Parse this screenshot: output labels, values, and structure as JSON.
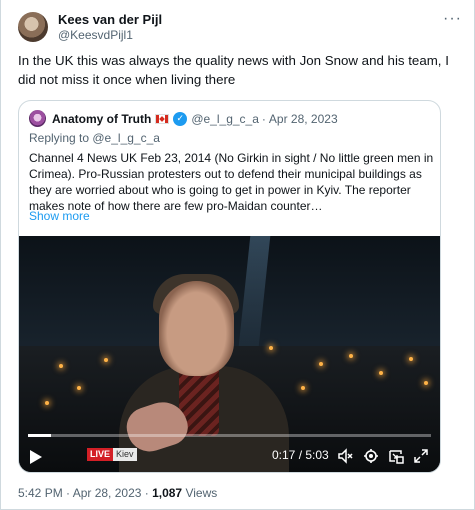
{
  "author": {
    "display_name": "Kees van der Pijl",
    "handle": "@KeesvdPijl1"
  },
  "tweet_text": "In the UK this was always the quality news with Jon Snow and his team, I did not miss it once when living there",
  "quote": {
    "display_name": "Anatomy of Truth",
    "flag": "canada-flag-icon",
    "verified": "verified-badge-icon",
    "handle": "@e_l_g_c_a",
    "separator": "·",
    "date": "Apr 28, 2023",
    "replying_to": "Replying to @e_l_g_c_a",
    "text": "Channel 4 News UK Feb 23, 2014 (No Girkin in sight / No little green men in Crimea).  Pro-Russian protesters out to defend their municipal buildings as they are worried about who is going to get in power in Kyiv. The reporter makes note of how there are few pro-Maidan counter…",
    "show_more": "Show more"
  },
  "video": {
    "live_label": "LIVE",
    "location_label": "Kiev",
    "elapsed": "0:17",
    "duration": "5:03",
    "time_display": "0:17 / 5:03",
    "progress": 0.056
  },
  "footer": {
    "timestamp": "5:42 PM · Apr 28, 2023 · ",
    "views_count": "1,087",
    "views_label": " Views"
  },
  "more_label": "···"
}
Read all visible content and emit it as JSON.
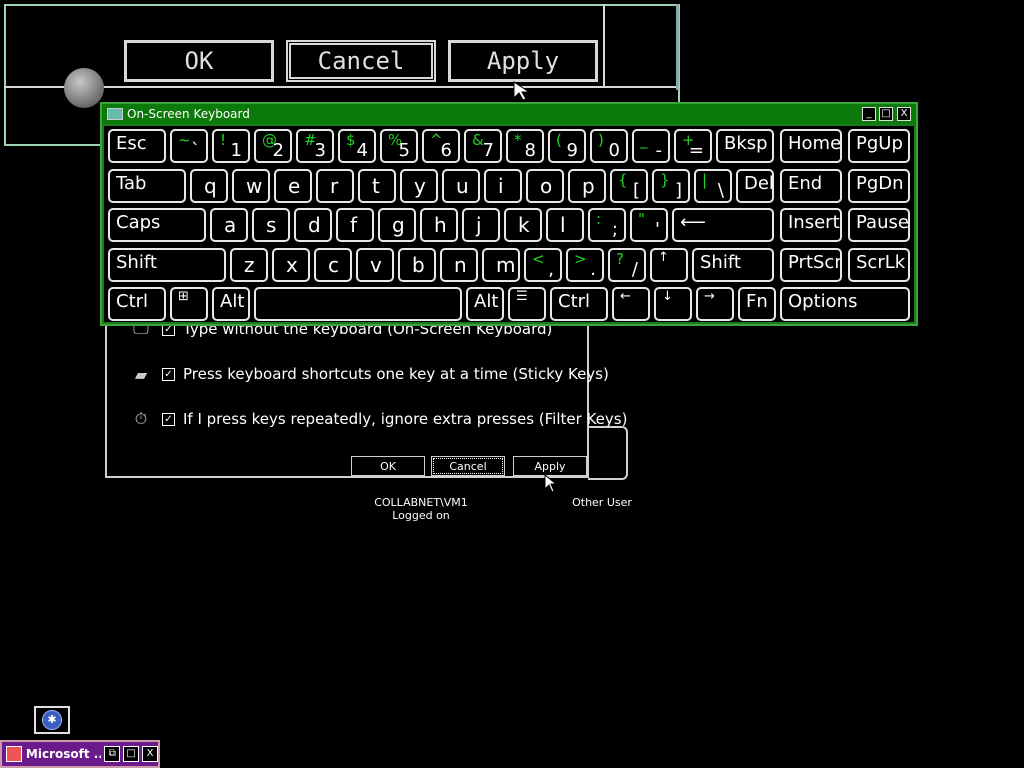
{
  "magnifier": {
    "ok_label": "OK",
    "cancel_label": "Cancel",
    "apply_label": "Apply"
  },
  "ease_dialog": {
    "options": [
      {
        "label": "Type without the keyboard (On-Screen Keyboard)",
        "checked": true,
        "icon": "monitor-keyboard-icon"
      },
      {
        "label": "Press keyboard shortcuts one key at a time (Sticky Keys)",
        "checked": true,
        "icon": "sticky-key-icon"
      },
      {
        "label": "If I press keys repeatedly, ignore extra presses (Filter Keys)",
        "checked": true,
        "icon": "stopwatch-icon"
      }
    ],
    "ok_label": "OK",
    "cancel_label": "Cancel",
    "apply_label": "Apply"
  },
  "users": {
    "current": {
      "name": "COLLABNET\\VM1",
      "status": "Logged on"
    },
    "other": {
      "name": "Other User"
    }
  },
  "osk": {
    "title": "On-Screen Keyboard",
    "minimize": "_",
    "maximize": "□",
    "close": "X",
    "row1": [
      {
        "lbl": "Esc"
      },
      {
        "hi": "~",
        "lo": "`"
      },
      {
        "hi": "!",
        "lo": "1"
      },
      {
        "hi": "@",
        "lo": "2"
      },
      {
        "hi": "#",
        "lo": "3"
      },
      {
        "hi": "$",
        "lo": "4"
      },
      {
        "hi": "%",
        "lo": "5"
      },
      {
        "hi": "^",
        "lo": "6"
      },
      {
        "hi": "&",
        "lo": "7"
      },
      {
        "hi": "*",
        "lo": "8"
      },
      {
        "hi": "(",
        "lo": "9"
      },
      {
        "hi": ")",
        "lo": "0"
      },
      {
        "hi": "_",
        "lo": "-"
      },
      {
        "hi": "+",
        "lo": "="
      },
      {
        "lbl": "Bksp"
      },
      {
        "lbl": "Home"
      },
      {
        "lbl": "PgUp"
      }
    ],
    "row2": [
      {
        "lbl": "Tab"
      },
      {
        "lbl": "q"
      },
      {
        "lbl": "w"
      },
      {
        "lbl": "e"
      },
      {
        "lbl": "r"
      },
      {
        "lbl": "t"
      },
      {
        "lbl": "y"
      },
      {
        "lbl": "u"
      },
      {
        "lbl": "i"
      },
      {
        "lbl": "o"
      },
      {
        "lbl": "p"
      },
      {
        "hi": "{",
        "lo": "["
      },
      {
        "hi": "}",
        "lo": "]"
      },
      {
        "hi": "|",
        "lo": "\\"
      },
      {
        "lbl": "Del"
      },
      {
        "lbl": "End"
      },
      {
        "lbl": "PgDn"
      }
    ],
    "row3": [
      {
        "lbl": "Caps"
      },
      {
        "lbl": "a"
      },
      {
        "lbl": "s"
      },
      {
        "lbl": "d"
      },
      {
        "lbl": "f"
      },
      {
        "lbl": "g"
      },
      {
        "lbl": "h"
      },
      {
        "lbl": "j"
      },
      {
        "lbl": "k"
      },
      {
        "lbl": "l"
      },
      {
        "hi": ":",
        "lo": ";"
      },
      {
        "hi": "\"",
        "lo": "'"
      },
      {
        "lbl": "⟵"
      },
      {
        "lbl": "Insert"
      },
      {
        "lbl": "Pause"
      }
    ],
    "row4": [
      {
        "lbl": "Shift"
      },
      {
        "lbl": "z"
      },
      {
        "lbl": "x"
      },
      {
        "lbl": "c"
      },
      {
        "lbl": "v"
      },
      {
        "lbl": "b"
      },
      {
        "lbl": "n"
      },
      {
        "lbl": "m"
      },
      {
        "hi": "<",
        "lo": ","
      },
      {
        "hi": ">",
        "lo": "."
      },
      {
        "hi": "?",
        "lo": "/"
      },
      {
        "lbl": "↑"
      },
      {
        "lbl": "Shift"
      },
      {
        "lbl": "PrtScn"
      },
      {
        "lbl": "ScrLk"
      }
    ],
    "row5": [
      {
        "lbl": "Ctrl"
      },
      {
        "lbl": "⊞"
      },
      {
        "lbl": "Alt"
      },
      {
        "lbl": ""
      },
      {
        "lbl": "Alt"
      },
      {
        "lbl": "☰"
      },
      {
        "lbl": "Ctrl"
      },
      {
        "lbl": "←"
      },
      {
        "lbl": "↓"
      },
      {
        "lbl": "→"
      },
      {
        "lbl": "Fn"
      },
      {
        "lbl": "Options"
      }
    ]
  },
  "taskbar": {
    "task_title": "Microsoft ...",
    "restore": "⧉",
    "maximize": "□",
    "close": "X"
  }
}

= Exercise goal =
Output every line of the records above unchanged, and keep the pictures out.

= Exercise solution =
Parse this screenshot: output labels, values, and structure as JSON.
{
  "author": {
    "display_name": "Kees van der Pijl",
    "handle": "@KeesvdPijl1"
  },
  "tweet_text": "In the UK this was always the quality news with Jon Snow and his team, I did not miss it once when living there",
  "quote": {
    "display_name": "Anatomy of Truth",
    "flag": "canada-flag-icon",
    "verified": "verified-badge-icon",
    "handle": "@e_l_g_c_a",
    "separator": "·",
    "date": "Apr 28, 2023",
    "replying_to": "Replying to @e_l_g_c_a",
    "text": "Channel 4 News UK Feb 23, 2014 (No Girkin in sight / No little green men in Crimea).  Pro-Russian protesters out to defend their municipal buildings as they are worried about who is going to get in power in Kyiv. The reporter makes note of how there are few pro-Maidan counter…",
    "show_more": "Show more"
  },
  "video": {
    "live_label": "LIVE",
    "location_label": "Kiev",
    "elapsed": "0:17",
    "duration": "5:03",
    "time_display": "0:17 / 5:03",
    "progress": 0.056
  },
  "footer": {
    "timestamp": "5:42 PM · Apr 28, 2023 · ",
    "views_count": "1,087",
    "views_label": " Views"
  },
  "more_label": "···"
}
Read all visible content and emit it as JSON.
{
  "magnifier": {
    "ok_label": "OK",
    "cancel_label": "Cancel",
    "apply_label": "Apply"
  },
  "ease_dialog": {
    "options": [
      {
        "label": "Type without the keyboard (On-Screen Keyboard)",
        "checked": true,
        "icon": "monitor-keyboard-icon"
      },
      {
        "label": "Press keyboard shortcuts one key at a time (Sticky Keys)",
        "checked": true,
        "icon": "sticky-key-icon"
      },
      {
        "label": "If I press keys repeatedly, ignore extra presses (Filter Keys)",
        "checked": true,
        "icon": "stopwatch-icon"
      }
    ],
    "ok_label": "OK",
    "cancel_label": "Cancel",
    "apply_label": "Apply"
  },
  "users": {
    "current": {
      "name": "COLLABNET\\VM1",
      "status": "Logged on"
    },
    "other": {
      "name": "Other User"
    }
  },
  "osk": {
    "title": "On-Screen Keyboard",
    "minimize": "_",
    "maximize": "□",
    "close": "X",
    "row1": [
      {
        "lbl": "Esc"
      },
      {
        "hi": "~",
        "lo": "`"
      },
      {
        "hi": "!",
        "lo": "1"
      },
      {
        "hi": "@",
        "lo": "2"
      },
      {
        "hi": "#",
        "lo": "3"
      },
      {
        "hi": "$",
        "lo": "4"
      },
      {
        "hi": "%",
        "lo": "5"
      },
      {
        "hi": "^",
        "lo": "6"
      },
      {
        "hi": "&",
        "lo": "7"
      },
      {
        "hi": "*",
        "lo": "8"
      },
      {
        "hi": "(",
        "lo": "9"
      },
      {
        "hi": ")",
        "lo": "0"
      },
      {
        "hi": "_",
        "lo": "-"
      },
      {
        "hi": "+",
        "lo": "="
      },
      {
        "lbl": "Bksp"
      },
      {
        "lbl": "Home"
      },
      {
        "lbl": "PgUp"
      }
    ],
    "row2": [
      {
        "lbl": "Tab"
      },
      {
        "lbl": "q"
      },
      {
        "lbl": "w"
      },
      {
        "lbl": "e"
      },
      {
        "lbl": "r"
      },
      {
        "lbl": "t"
      },
      {
        "lbl": "y"
      },
      {
        "lbl": "u"
      },
      {
        "lbl": "i"
      },
      {
        "lbl": "o"
      },
      {
        "lbl": "p"
      },
      {
        "hi": "{",
        "lo": "["
      },
      {
        "hi": "}",
        "lo": "]"
      },
      {
        "hi": "|",
        "lo": "\\"
      },
      {
        "lbl": "Del"
      },
      {
        "lbl": "End"
      },
      {
        "lbl": "PgDn"
      }
    ],
    "row3": [
      {
        "lbl": "Caps"
      },
      {
        "lbl": "a"
      },
      {
        "lbl": "s"
      },
      {
        "lbl": "d"
      },
      {
        "lbl": "f"
      },
      {
        "lbl": "g"
      },
      {
        "lbl": "h"
      },
      {
        "lbl": "j"
      },
      {
        "lbl": "k"
      },
      {
        "lbl": "l"
      },
      {
        "hi": ":",
        "lo": ";"
      },
      {
        "hi": "\"",
        "lo": "'"
      },
      {
        "lbl": "⟵"
      },
      {
        "lbl": "Insert"
      },
      {
        "lbl": "Pause"
      }
    ],
    "row4": [
      {
        "lbl": "Shift"
      },
      {
        "lbl": "z"
      },
      {
        "lbl": "x"
      },
      {
        "lbl": "c"
      },
      {
        "lbl": "v"
      },
      {
        "lbl": "b"
      },
      {
        "lbl": "n"
      },
      {
        "lbl": "m"
      },
      {
        "hi": "<",
        "lo": ","
      },
      {
        "hi": ">",
        "lo": "."
      },
      {
        "hi": "?",
        "lo": "/"
      },
      {
        "lbl": "↑"
      },
      {
        "lbl": "Shift"
      },
      {
        "lbl": "PrtScn"
      },
      {
        "lbl": "ScrLk"
      }
    ],
    "row5": [
      {
        "lbl": "Ctrl"
      },
      {
        "lbl": "⊞"
      },
      {
        "lbl": "Alt"
      },
      {
        "lbl": ""
      },
      {
        "lbl": "Alt"
      },
      {
        "lbl": "☰"
      },
      {
        "lbl": "Ctrl"
      },
      {
        "lbl": "←"
      },
      {
        "lbl": "↓"
      },
      {
        "lbl": "→"
      },
      {
        "lbl": "Fn"
      },
      {
        "lbl": "Options"
      }
    ]
  },
  "taskbar": {
    "task_title": "Microsoft ...",
    "restore": "⧉",
    "maximize": "□",
    "close": "X"
  }
}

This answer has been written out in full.